(WHAT YOU WILL DO): Exact reproduction of all the entries is required, without any of their pictures.

(MATERIAL PROVIDED):
::::

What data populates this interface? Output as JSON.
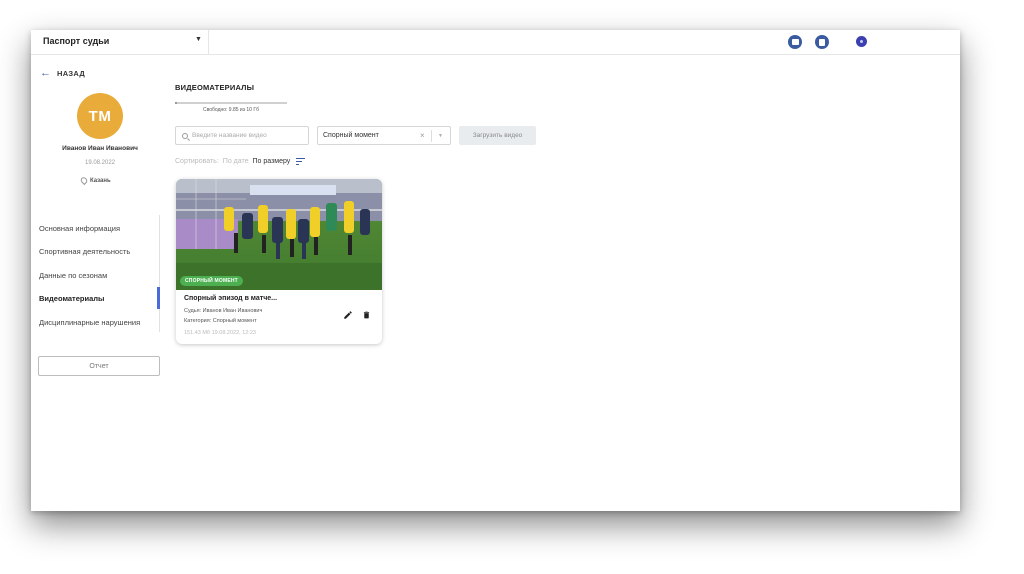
{
  "header": {
    "app_title": "Паспорт судьи",
    "icons": [
      "image-icon",
      "book-icon",
      "user-dot-icon"
    ]
  },
  "sidebar": {
    "back_label": "НАЗАД",
    "avatar_initials": "ТМ",
    "avatar_color": "#e9ab3a",
    "name": "Иванов Иван Иванович",
    "date": "19.08.2022",
    "city": "Казань",
    "nav_items": [
      {
        "label": "Основная информация",
        "active": false
      },
      {
        "label": "Спортивная деятельность",
        "active": false
      },
      {
        "label": "Данные по сезонам",
        "active": false
      },
      {
        "label": "Видеоматериалы",
        "active": true
      },
      {
        "label": "Дисциплинарные нарушения",
        "active": false
      }
    ],
    "report_button": "Отчет"
  },
  "main": {
    "section_title": "ВИДЕОМАТЕРИАЛЫ",
    "storage": {
      "label": "Свободно: 9.85 из 10 Гб",
      "used_fraction": 0.015
    },
    "search": {
      "placeholder": "Введите название видео",
      "value": ""
    },
    "category_select": {
      "value": "Спорный момент"
    },
    "upload_button": "Загрузить видео",
    "sort": {
      "label": "Сортировать:",
      "options": [
        {
          "label": "По дате",
          "active": false
        },
        {
          "label": "По размеру",
          "active": true
        }
      ]
    },
    "videos": [
      {
        "badge": "СПОРНЫЙ МОМЕНТ",
        "title": "Спорный эпизод в матче...",
        "judge": "Судья: Иванов Иван Иванович",
        "category": "Категория: Спорный момент",
        "info": "151.43 Мб 19.08.2022, 12:23"
      }
    ]
  },
  "colors": {
    "accent": "#3a5ba0",
    "nav_active": "#4a6bd8",
    "badge_green": "#4caf50"
  }
}
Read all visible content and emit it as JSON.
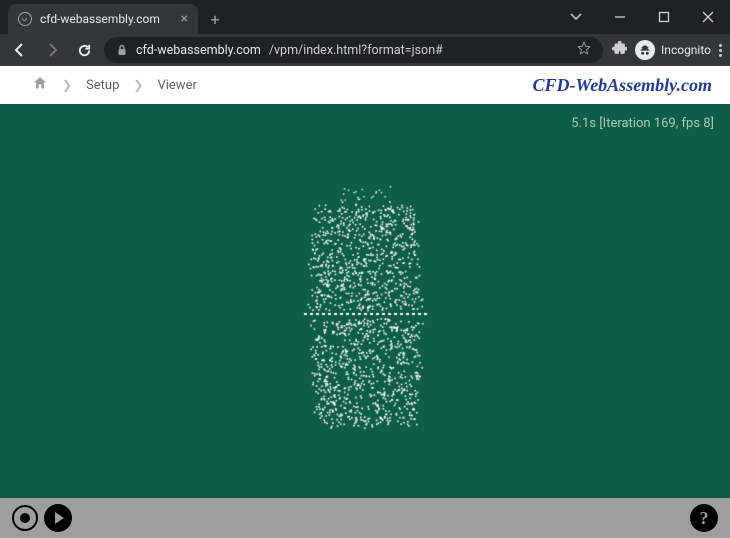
{
  "browser": {
    "tab_title": "cfd-webassembly.com",
    "url_host": "cfd-webassembly.com",
    "url_path": "/vpm/index.html?format=json#",
    "incognito_label": "Incognito"
  },
  "breadcrumbs": {
    "item1": "Setup",
    "item2": "Viewer"
  },
  "brand": "CFD-WebAssembly.com",
  "status": {
    "elapsed_s": 5.1,
    "iteration": 169,
    "fps": 8,
    "text": "5.1s [Iteration 169, fps 8]"
  },
  "colors": {
    "viewport_bg": "#0e5d45",
    "brand_text": "#203a9f",
    "footer_bg": "#9e9e9e"
  },
  "help_label": "?"
}
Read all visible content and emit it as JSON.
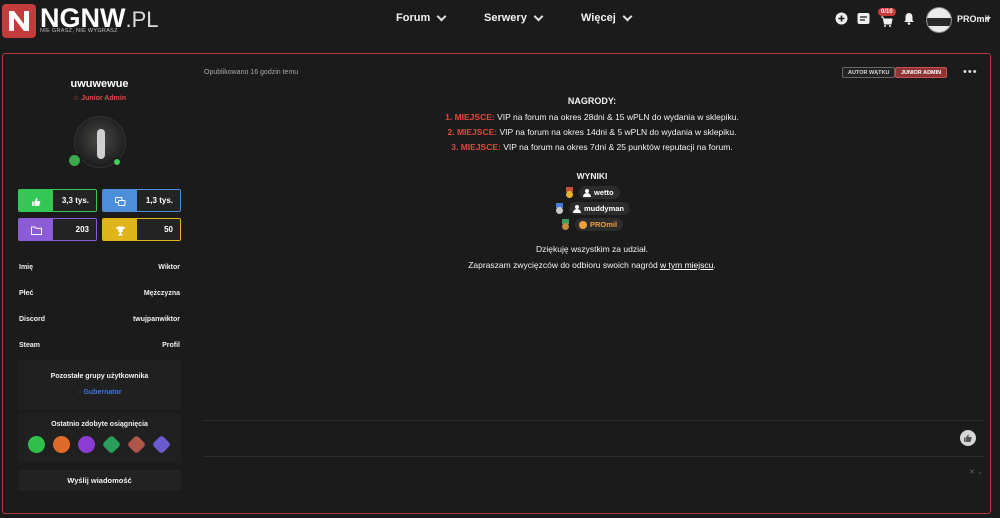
{
  "brand": {
    "name": "NGNW",
    "tld": ".PL",
    "tagline": "NIE GRASZ, NIE WYGRASZ"
  },
  "nav": {
    "items": [
      {
        "label": "Forum"
      },
      {
        "label": "Serwery"
      },
      {
        "label": "Więcej"
      }
    ]
  },
  "topbar": {
    "cart_badge": "0/10",
    "username": "PROmil"
  },
  "author": {
    "username": "uwuwewue",
    "role": "Junior Admin",
    "stats": {
      "likes": "3,3 tys.",
      "posts": "1,3 tys.",
      "files": "203",
      "trophies": "50"
    },
    "info": [
      {
        "key": "Imię",
        "value": "Wiktor"
      },
      {
        "key": "Płeć",
        "value": "Mężczyzna"
      },
      {
        "key": "Discord",
        "value": "twujpanwiktor"
      },
      {
        "key": "Steam",
        "value": "Profil"
      }
    ],
    "groups_title": "Pozostałe grupy użytkownika",
    "group_name": "Gubernator",
    "achievements_title": "Ostatnio zdobyte osiągnięcia",
    "send_message": "Wyślij wiadomość"
  },
  "post": {
    "published": "Opublikowano 16 godzin temu",
    "badge_author": "AUTOR WĄTKU",
    "badge_role": "JUNIOR ADMIN",
    "rewards_title": "NAGRODY:",
    "rewards": [
      {
        "place": "1. MIEJSCE:",
        "text": " VIP na forum na okres 28dni & 15 wPLN do wydania w sklepiku."
      },
      {
        "place": "2. MIEJSCE:",
        "text": " VIP na forum na okres 14dni & 5 wPLN do wydania w sklepiku."
      },
      {
        "place": "3. MIEJSCE:",
        "text": " VIP na forum na okres 7dni & 25 punktów reputacji na forum."
      }
    ],
    "results_title": "WYNIKI",
    "winners": [
      "wetto",
      "muddyman",
      "PROmil"
    ],
    "thanks": "Dziękuję wszystkim za udział.",
    "invite_prefix": "Zapraszam zwycięzców do odbioru swoich nagród ",
    "invite_link": "w tym miejscu",
    "invite_suffix": "."
  },
  "colors": {
    "accent_red": "#c33b3b",
    "likes_green": "#35c755",
    "posts_blue": "#4c8fd8",
    "files_purple": "#8c5bd6",
    "trophy_gold": "#e0b51c"
  }
}
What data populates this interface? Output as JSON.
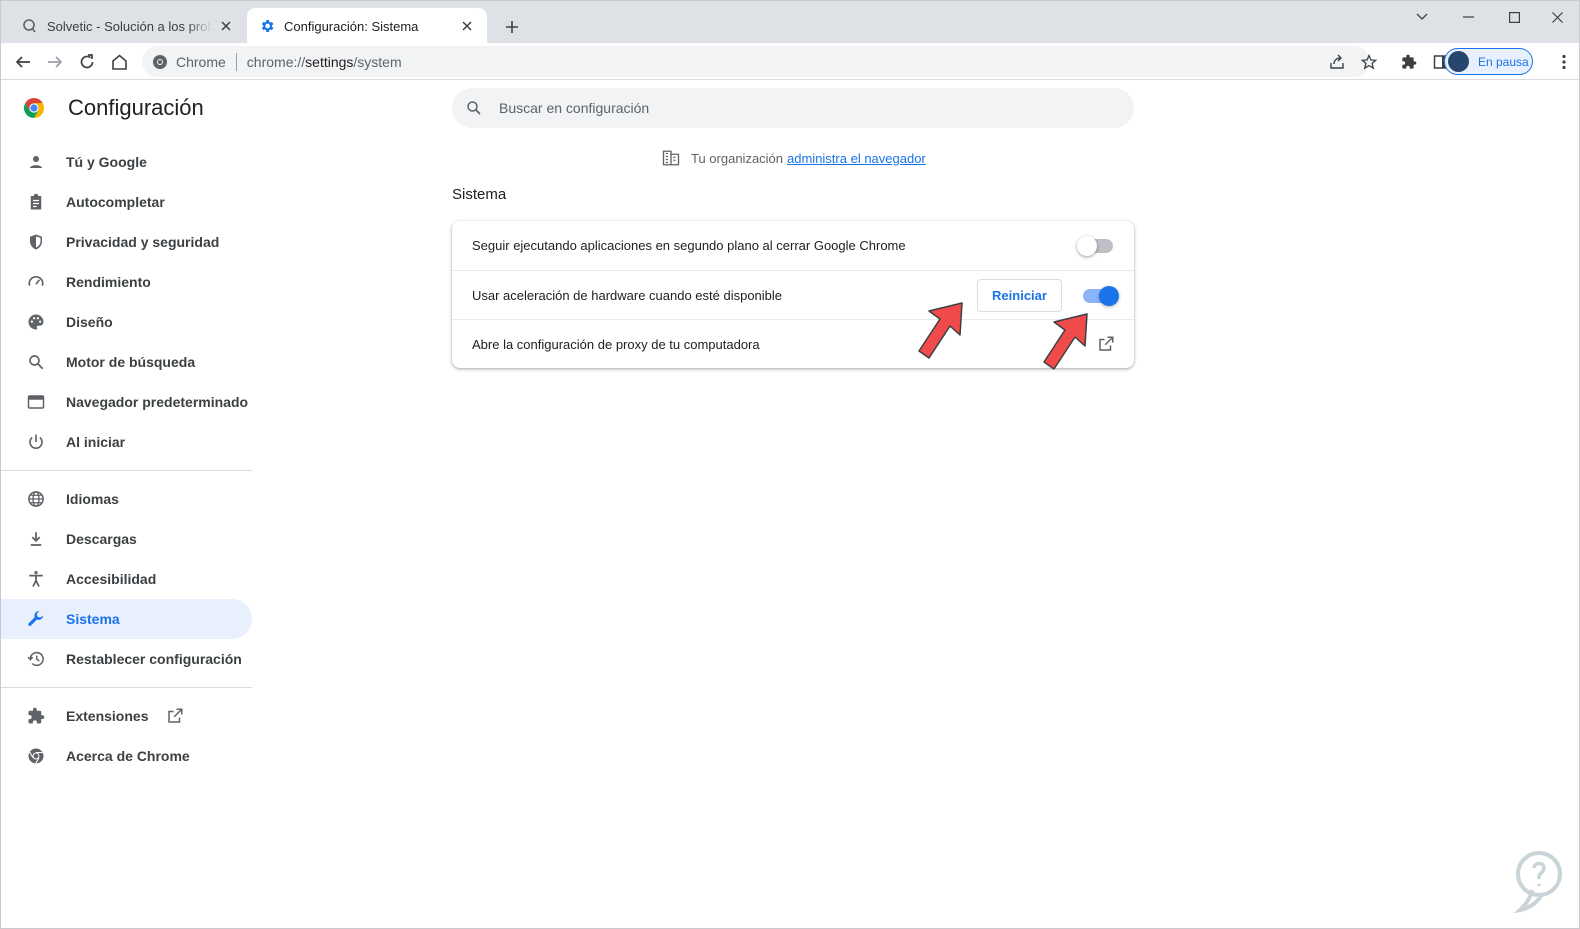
{
  "tabs": [
    {
      "title": "Solvetic - Solución a los problemas",
      "active": false
    },
    {
      "title": "Configuración: Sistema",
      "active": true
    }
  ],
  "toolbar": {
    "site_chip": "Chrome",
    "url_prefix": "chrome://",
    "url_host": "settings",
    "url_path": "/system",
    "profile_label": "En pausa"
  },
  "sidebar": {
    "title": "Configuración",
    "items": [
      {
        "label": "Tú y Google",
        "icon": "person-icon"
      },
      {
        "label": "Autocompletar",
        "icon": "clipboard-icon"
      },
      {
        "label": "Privacidad y seguridad",
        "icon": "shield-icon"
      },
      {
        "label": "Rendimiento",
        "icon": "speedometer-icon"
      },
      {
        "label": "Diseño",
        "icon": "palette-icon"
      },
      {
        "label": "Motor de búsqueda",
        "icon": "search-icon"
      },
      {
        "label": "Navegador predeterminado",
        "icon": "browser-window-icon"
      },
      {
        "label": "Al iniciar",
        "icon": "power-icon"
      },
      {
        "label": "Idiomas",
        "icon": "globe-icon"
      },
      {
        "label": "Descargas",
        "icon": "download-icon"
      },
      {
        "label": "Accesibilidad",
        "icon": "accessibility-icon"
      },
      {
        "label": "Sistema",
        "icon": "wrench-icon",
        "selected": true
      },
      {
        "label": "Restablecer configuración",
        "icon": "history-icon"
      },
      {
        "label": "Extensiones",
        "icon": "puzzle-icon"
      },
      {
        "label": "Acerca de Chrome",
        "icon": "chrome-icon"
      }
    ]
  },
  "main": {
    "search_placeholder": "Buscar en configuración",
    "managed_prefix": "Tu organización",
    "managed_link": "administra el navegador",
    "section_title": "Sistema",
    "rows": [
      {
        "label": "Seguir ejecutando aplicaciones en segundo plano al cerrar Google Chrome",
        "toggle_on": false
      },
      {
        "label": "Usar aceleración de hardware cuando esté disponible",
        "toggle_on": true,
        "button": "Reiniciar"
      },
      {
        "label": "Abre la configuración de proxy de tu computadora"
      }
    ]
  },
  "colors": {
    "accent": "#1a73e8",
    "arrow_fill": "#f14a4a"
  }
}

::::

(EXERCISE RESULT):
What data populates this interface? Output as JSON.
{
  "header": {
    "app_title": "Паспорт судьи",
    "icons": [
      "image-icon",
      "book-icon",
      "user-dot-icon"
    ]
  },
  "sidebar": {
    "back_label": "НАЗАД",
    "avatar_initials": "ТМ",
    "avatar_color": "#e9ab3a",
    "name": "Иванов Иван Иванович",
    "date": "19.08.2022",
    "city": "Казань",
    "nav_items": [
      {
        "label": "Основная информация",
        "active": false
      },
      {
        "label": "Спортивная деятельность",
        "active": false
      },
      {
        "label": "Данные по сезонам",
        "active": false
      },
      {
        "label": "Видеоматериалы",
        "active": true
      },
      {
        "label": "Дисциплинарные нарушения",
        "active": false
      }
    ],
    "report_button": "Отчет"
  },
  "main": {
    "section_title": "ВИДЕОМАТЕРИАЛЫ",
    "storage": {
      "label": "Свободно: 9.85 из 10 Гб",
      "used_fraction": 0.015
    },
    "search": {
      "placeholder": "Введите название видео",
      "value": ""
    },
    "category_select": {
      "value": "Спорный момент"
    },
    "upload_button": "Загрузить видео",
    "sort": {
      "label": "Сортировать:",
      "options": [
        {
          "label": "По дате",
          "active": false
        },
        {
          "label": "По размеру",
          "active": true
        }
      ]
    },
    "videos": [
      {
        "badge": "СПОРНЫЙ МОМЕНТ",
        "title": "Спорный эпизод в матче...",
        "judge": "Судья: Иванов Иван Иванович",
        "category": "Категория: Спорный момент",
        "info": "151.43 Мб 19.08.2022, 12:23"
      }
    ]
  },
  "colors": {
    "accent": "#3a5ba0",
    "nav_active": "#4a6bd8",
    "badge_green": "#4caf50"
  }
}
Read all visible content and emit it as JSON.
{
  "browser": {
    "tab_title": "cfd-webassembly.com",
    "url_host": "cfd-webassembly.com",
    "url_path": "/vpm/index.html?format=json#",
    "incognito_label": "Incognito"
  },
  "breadcrumbs": {
    "item1": "Setup",
    "item2": "Viewer"
  },
  "brand": "CFD-WebAssembly.com",
  "status": {
    "elapsed_s": 5.1,
    "iteration": 169,
    "fps": 8,
    "text": "5.1s [Iteration 169, fps 8]"
  },
  "colors": {
    "viewport_bg": "#0e5d45",
    "brand_text": "#203a9f",
    "footer_bg": "#9e9e9e"
  },
  "help_label": "?"
}
Read all visible content and emit it as JSON.
{
  "brand": {
    "name": "NGNW",
    "tld": ".PL",
    "tagline": "NIE GRASZ, NIE WYGRASZ"
  },
  "nav": {
    "items": [
      {
        "label": "Forum"
      },
      {
        "label": "Serwery"
      },
      {
        "label": "Więcej"
      }
    ]
  },
  "topbar": {
    "cart_badge": "0/10",
    "username": "PROmil"
  },
  "author": {
    "username": "uwuwewue",
    "role": "Junior Admin",
    "stats": {
      "likes": "3,3 tys.",
      "posts": "1,3 tys.",
      "files": "203",
      "trophies": "50"
    },
    "info": [
      {
        "key": "Imię",
        "value": "Wiktor"
      },
      {
        "key": "Płeć",
        "value": "Mężczyzna"
      },
      {
        "key": "Discord",
        "value": "twujpanwiktor"
      },
      {
        "key": "Steam",
        "value": "Profil"
      }
    ],
    "groups_title": "Pozostałe grupy użytkownika",
    "group_name": "Gubernator",
    "achievements_title": "Ostatnio zdobyte osiągnięcia",
    "send_message": "Wyślij wiadomość"
  },
  "post": {
    "published": "Opublikowano 16 godzin temu",
    "badge_author": "AUTOR WĄTKU",
    "badge_role": "JUNIOR ADMIN",
    "rewards_title": "NAGRODY:",
    "rewards": [
      {
        "place": "1. MIEJSCE:",
        "text": " VIP na forum na okres 28dni & 15 wPLN do wydania w sklepiku."
      },
      {
        "place": "2. MIEJSCE:",
        "text": " VIP na forum na okres 14dni & 5 wPLN do wydania w sklepiku."
      },
      {
        "place": "3. MIEJSCE:",
        "text": " VIP na forum na okres 7dni & 25 punktów reputacji na forum."
      }
    ],
    "results_title": "WYNIKI",
    "winners": [
      "wetto",
      "muddyman",
      "PROmil"
    ],
    "thanks": "Dziękuję wszystkim za udział.",
    "invite_prefix": "Zapraszam zwycięzców do odbioru swoich nagród ",
    "invite_link": "w tym miejscu",
    "invite_suffix": "."
  },
  "colors": {
    "accent_red": "#c33b3b",
    "likes_green": "#35c755",
    "posts_blue": "#4c8fd8",
    "files_purple": "#8c5bd6",
    "trophy_gold": "#e0b51c"
  }
}
What data populates this interface? Output as JSON.
{
  "tabs": [
    {
      "title": "Solvetic - Solución a los problemas",
      "active": false
    },
    {
      "title": "Configuración: Sistema",
      "active": true
    }
  ],
  "toolbar": {
    "site_chip": "Chrome",
    "url_prefix": "chrome://",
    "url_host": "settings",
    "url_path": "/system",
    "profile_label": "En pausa"
  },
  "sidebar": {
    "title": "Configuración",
    "items": [
      {
        "label": "Tú y Google",
        "icon": "person-icon"
      },
      {
        "label": "Autocompletar",
        "icon": "clipboard-icon"
      },
      {
        "label": "Privacidad y seguridad",
        "icon": "shield-icon"
      },
      {
        "label": "Rendimiento",
        "icon": "speedometer-icon"
      },
      {
        "label": "Diseño",
        "icon": "palette-icon"
      },
      {
        "label": "Motor de búsqueda",
        "icon": "search-icon"
      },
      {
        "label": "Navegador predeterminado",
        "icon": "browser-window-icon"
      },
      {
        "label": "Al iniciar",
        "icon": "power-icon"
      },
      {
        "label": "Idiomas",
        "icon": "globe-icon"
      },
      {
        "label": "Descargas",
        "icon": "download-icon"
      },
      {
        "label": "Accesibilidad",
        "icon": "accessibility-icon"
      },
      {
        "label": "Sistema",
        "icon": "wrench-icon",
        "selected": true
      },
      {
        "label": "Restablecer configuración",
        "icon": "history-icon"
      },
      {
        "label": "Extensiones",
        "icon": "puzzle-icon"
      },
      {
        "label": "Acerca de Chrome",
        "icon": "chrome-icon"
      }
    ]
  },
  "main": {
    "search_placeholder": "Buscar en configuración",
    "managed_prefix": "Tu organización",
    "managed_link": "administra el navegador",
    "section_title": "Sistema",
    "rows": [
      {
        "label": "Seguir ejecutando aplicaciones en segundo plano al cerrar Google Chrome",
        "toggle_on": false
      },
      {
        "label": "Usar aceleración de hardware cuando esté disponible",
        "toggle_on": true,
        "button": "Reiniciar"
      },
      {
        "label": "Abre la configuración de proxy de tu computadora"
      }
    ]
  },
  "colors": {
    "accent": "#1a73e8",
    "arrow_fill": "#f14a4a"
  }
}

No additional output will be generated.